This includes recourse for both financial and non-financial losses, which are referred to as economic and non-economic damages.
Your calculable financial losses are covered by economic damages and include:
- Past, current, and future medical bills
- Lost wages if you can’t work
- Reduced earning loss if you can’t work in the same capacity
- Property damage for damaged or broken items of value
Not every injury can be seen or is accompanied by a price tag, though. That’s why non-economic damages compensate you for losses like:
- Physical pain and suffering
- Mental and emotional anguish
- Post-traumatic stress disorder (PTSD)
- Loss of companionship and consortium
Defendants usually aren’t eager to fully compensate plaintiffs for their damages. To increase your odds of recovering full and fair compensation, you need to build the strongest possible case. This involves collecting and analyzing evidence, correctly valuing the worth of all damages, and going back and forth with the insurance company.
To avoid missing out on compensation that is vital to your recovery, we recommend working closely with an attorney.
Hold the At-Fault Party Accountable
Maybe you were hit by a driver who was looking at their phone instead of the road. Or perhaps you slipped and fell on a puddle of water that a worker failed to clean up. Or a doctor misread your test results and misdiagnosed you.
What happened to you was wrong, and it should have never happened.
What few people realize, though, is that acts of negligence or wrongdoing often fail to meet the threshold for criminal charges. This means that another person could seriously injure you or even kill a loved one and then face no consequences for it.
Civil law creates a pathway for accident and injury victims to hold at-fault parties accountable for their actions, even when they don’t rise to criminal acts.
What Kind of Accidents Can I File a Civil Lawsuit For?
You can file a civil lawsuit for a wide range of accidents and injuries, including:
- Car accidents
- Truck accidents
- Motorcycle accidents
- Boating accidents
- Pedestrian accidents
- Dangerous and defective products
- Surgical errors
- Birth injuries
- Medical malpractice
- Nursing home abuse and neglect
- Traumatic brain injuries (TBIs)
- Burn injuries
- Spinal cord injuries
- Wrongful death
- And more
Not sure if you have grounds to file a civil lawsuit or personal injury claim? We can help. Schedule a free informational meeting, and we’ll review the details of your case and what happened to you.
Is There a Time Limit for Filing a Civil Lawsuit?
Every state has the right to set statutes of limitations for civil claims. A statute of limitations is a time limit placed on your right to take legal action.
In Mississippi, the statute of limitations for most personal injury claims is three years from the date of the accident. You also have three years to file claims for product liability and wrongful death cases.
The statute of limitations for medical malpractice claims is only two years, although exceptions apply for victims who were injured as minors.

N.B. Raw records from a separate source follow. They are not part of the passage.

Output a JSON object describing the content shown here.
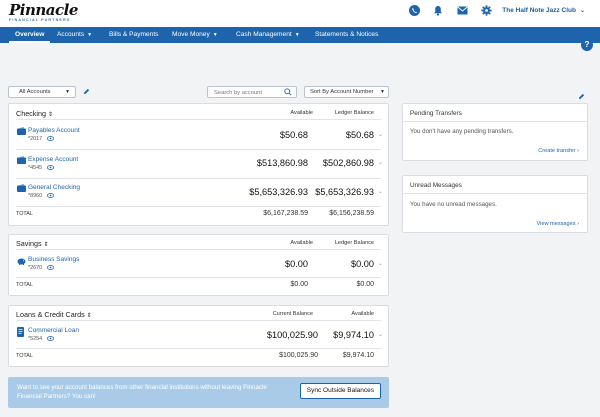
{
  "brand": {
    "name": "Pinnacle",
    "tagline": "FINANCIAL PARTNERS"
  },
  "header": {
    "club_name": "The Half Note Jazz Club"
  },
  "nav": {
    "items": [
      {
        "label": "Overview"
      },
      {
        "label": "Accounts"
      },
      {
        "label": "Bills & Payments"
      },
      {
        "label": "Move Money"
      },
      {
        "label": "Cash Management"
      },
      {
        "label": "Statements & Notices"
      }
    ],
    "help": "?"
  },
  "filters": {
    "account_filter": "All Accounts",
    "search_placeholder": "Search by account",
    "sort": "Sort By Account Number"
  },
  "checking": {
    "title": "Checking",
    "col1": "Available",
    "col2": "Ledger Balance",
    "rows": [
      {
        "name": "Payables Account",
        "number": "*2017",
        "available": "$50.68",
        "ledger": "$50.68"
      },
      {
        "name": "Expense Account",
        "number": "*4545",
        "available": "$513,860.98",
        "ledger": "$502,860.98"
      },
      {
        "name": "General Checking",
        "number": "*8960",
        "available": "$5,653,326.93",
        "ledger": "$5,653,326.93"
      }
    ],
    "total_label": "TOTAL",
    "total_available": "$6,167,238.59",
    "total_ledger": "$6,156,238.59"
  },
  "savings": {
    "title": "Savings",
    "col1": "Available",
    "col2": "Ledger Balance",
    "rows": [
      {
        "name": "Business Savings",
        "number": "*2670",
        "available": "$0.00",
        "ledger": "$0.00"
      }
    ],
    "total_label": "TOTAL",
    "total_available": "$0.00",
    "total_ledger": "$0.00"
  },
  "loans": {
    "title": "Loans & Credit Cards",
    "col1": "Current Balance",
    "col2": "Available",
    "rows": [
      {
        "name": "Commercial Loan",
        "number": "*5254",
        "available": "$100,025.90",
        "ledger": "$9,974.10"
      }
    ],
    "total_label": "TOTAL",
    "total_available": "$100,025.90",
    "total_ledger": "$9,974.10"
  },
  "pending": {
    "title": "Pending Transfers",
    "body": "You don't have any pending transfers.",
    "link": "Create transfer"
  },
  "messages": {
    "title": "Unread Messages",
    "body": "You have no unread messages.",
    "link": "View messages"
  },
  "banner": {
    "text": "Want to see your account balances from other financial institutions without leaving Pinnacle Financial Partners? You can!",
    "button": "Sync Outside Balances"
  },
  "colors": {
    "primary": "#1d64ad",
    "banner": "#a9cbe8",
    "background": "#f2f3f5"
  }
}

The discovery rule can also extend the statute of limitations in certain circumstances, delaying the start date for this time limit until the victim discovered (or should have reasonably discovered) the injury or the cause of the injury.
Don’t count on an exception applying to your case, though. To avoid missing out on your right to take legal action, it is strongly recommended that you begin working on your case sooner rather than later.
Take a Stand Against What Happened to You Today
You deserved better than to be hurt by another person’s or entity’s negligence. You have the chance to stand up and say, “What happened to me wasn’t right, and I should be compensated for all my losses.”
Pittman, Roberts & Welsh, PLLC is here to help you take a stand. We’ll guide you through every step of the legal process, from initially gathering evidence to demanding full and fair compensation from the insurance company. It doesn’t matter if you were hurt last week or last year—we want to talk to you.
Schedule your free consultation at our Jackson office today.